* Task directions: Repeat the data that follows verbatim. Images are not part of the copy.

* Task material:

----

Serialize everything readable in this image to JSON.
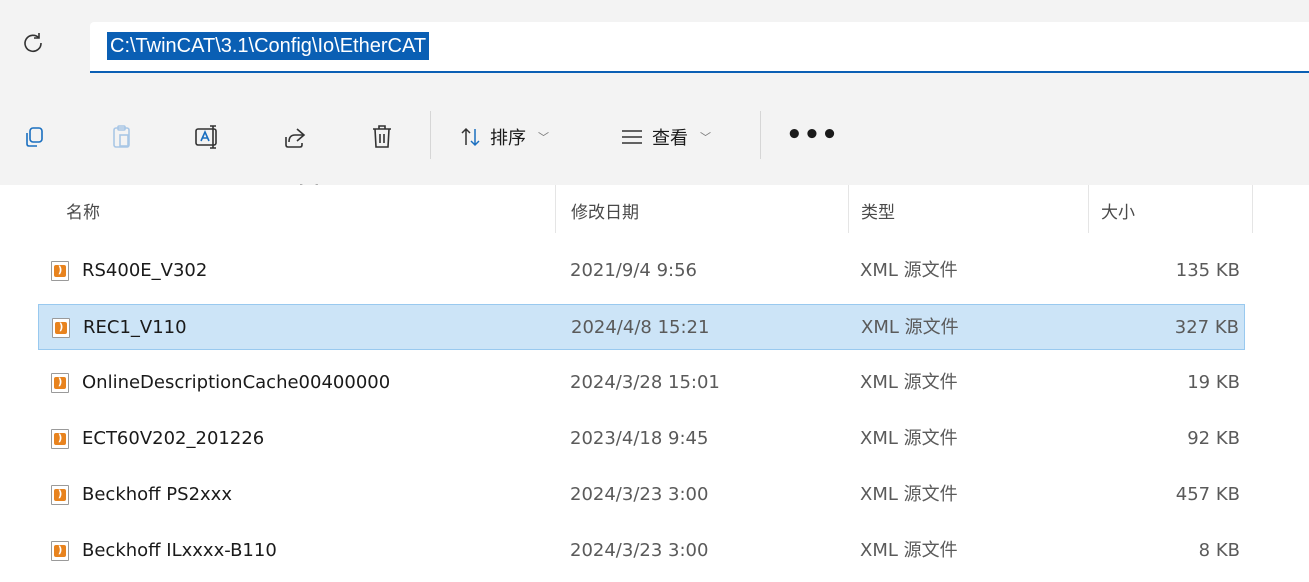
{
  "address_bar": {
    "path": "C:\\TwinCAT\\3.1\\Config\\Io\\EtherCAT"
  },
  "toolbar": {
    "sort_label": "排序",
    "view_label": "查看",
    "more_label": "•••",
    "icons": [
      "copy-icon",
      "paste-icon",
      "rename-icon",
      "share-icon",
      "delete-icon",
      "sort-icon",
      "view-icon"
    ]
  },
  "columns": {
    "name": "名称",
    "modified": "修改日期",
    "type": "类型",
    "size": "大小"
  },
  "files": [
    {
      "name": "RS400E_V302",
      "modified": "2021/9/4 9:56",
      "type": "XML 源文件",
      "size": "135 KB",
      "selected": false
    },
    {
      "name": "REC1_V110",
      "modified": "2024/4/8 15:21",
      "type": "XML 源文件",
      "size": "327 KB",
      "selected": true
    },
    {
      "name": "OnlineDescriptionCache00400000",
      "modified": "2024/3/28 15:01",
      "type": "XML 源文件",
      "size": "19 KB",
      "selected": false
    },
    {
      "name": "ECT60V202_201226",
      "modified": "2023/4/18 9:45",
      "type": "XML 源文件",
      "size": "92 KB",
      "selected": false
    },
    {
      "name": "Beckhoff PS2xxx",
      "modified": "2024/3/23 3:00",
      "type": "XML 源文件",
      "size": "457 KB",
      "selected": false
    },
    {
      "name": "Beckhoff ILxxxx-B110",
      "modified": "2024/3/23 3:00",
      "type": "XML 源文件",
      "size": "8 KB",
      "selected": false
    }
  ],
  "colors": {
    "selection_bg": "#cce4f7",
    "selection_border": "#99c9ef",
    "address_highlight": "#0a5fb4",
    "xml_icon": "#e8831e"
  }
}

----

* The completed task:
Serialize everything readable in this image to JSON.
{
  "address_bar": {
    "path": "C:\\TwinCAT\\3.1\\Config\\Io\\EtherCAT"
  },
  "toolbar": {
    "sort_label": "排序",
    "view_label": "查看",
    "more_label": "•••",
    "icons": [
      "copy-icon",
      "paste-icon",
      "rename-icon",
      "share-icon",
      "delete-icon",
      "sort-icon",
      "view-icon"
    ]
  },
  "columns": {
    "name": "名称",
    "modified": "修改日期",
    "type": "类型",
    "size": "大小"
  },
  "files": [
    {
      "name": "RS400E_V302",
      "modified": "2021/9/4 9:56",
      "type": "XML 源文件",
      "size": "135 KB",
      "selected": false
    },
    {
      "name": "REC1_V110",
      "modified": "2024/4/8 15:21",
      "type": "XML 源文件",
      "size": "327 KB",
      "selected": true
    },
    {
      "name": "OnlineDescriptionCache00400000",
      "modified": "2024/3/28 15:01",
      "type": "XML 源文件",
      "size": "19 KB",
      "selected": false
    },
    {
      "name": "ECT60V202_201226",
      "modified": "2023/4/18 9:45",
      "type": "XML 源文件",
      "size": "92 KB",
      "selected": false
    },
    {
      "name": "Beckhoff PS2xxx",
      "modified": "2024/3/23 3:00",
      "type": "XML 源文件",
      "size": "457 KB",
      "selected": false
    },
    {
      "name": "Beckhoff ILxxxx-B110",
      "modified": "2024/3/23 3:00",
      "type": "XML 源文件",
      "size": "8 KB",
      "selected": false
    }
  ],
  "colors": {
    "selection_bg": "#cce4f7",
    "selection_border": "#99c9ef",
    "address_highlight": "#0a5fb4",
    "xml_icon": "#e8831e"
  }
}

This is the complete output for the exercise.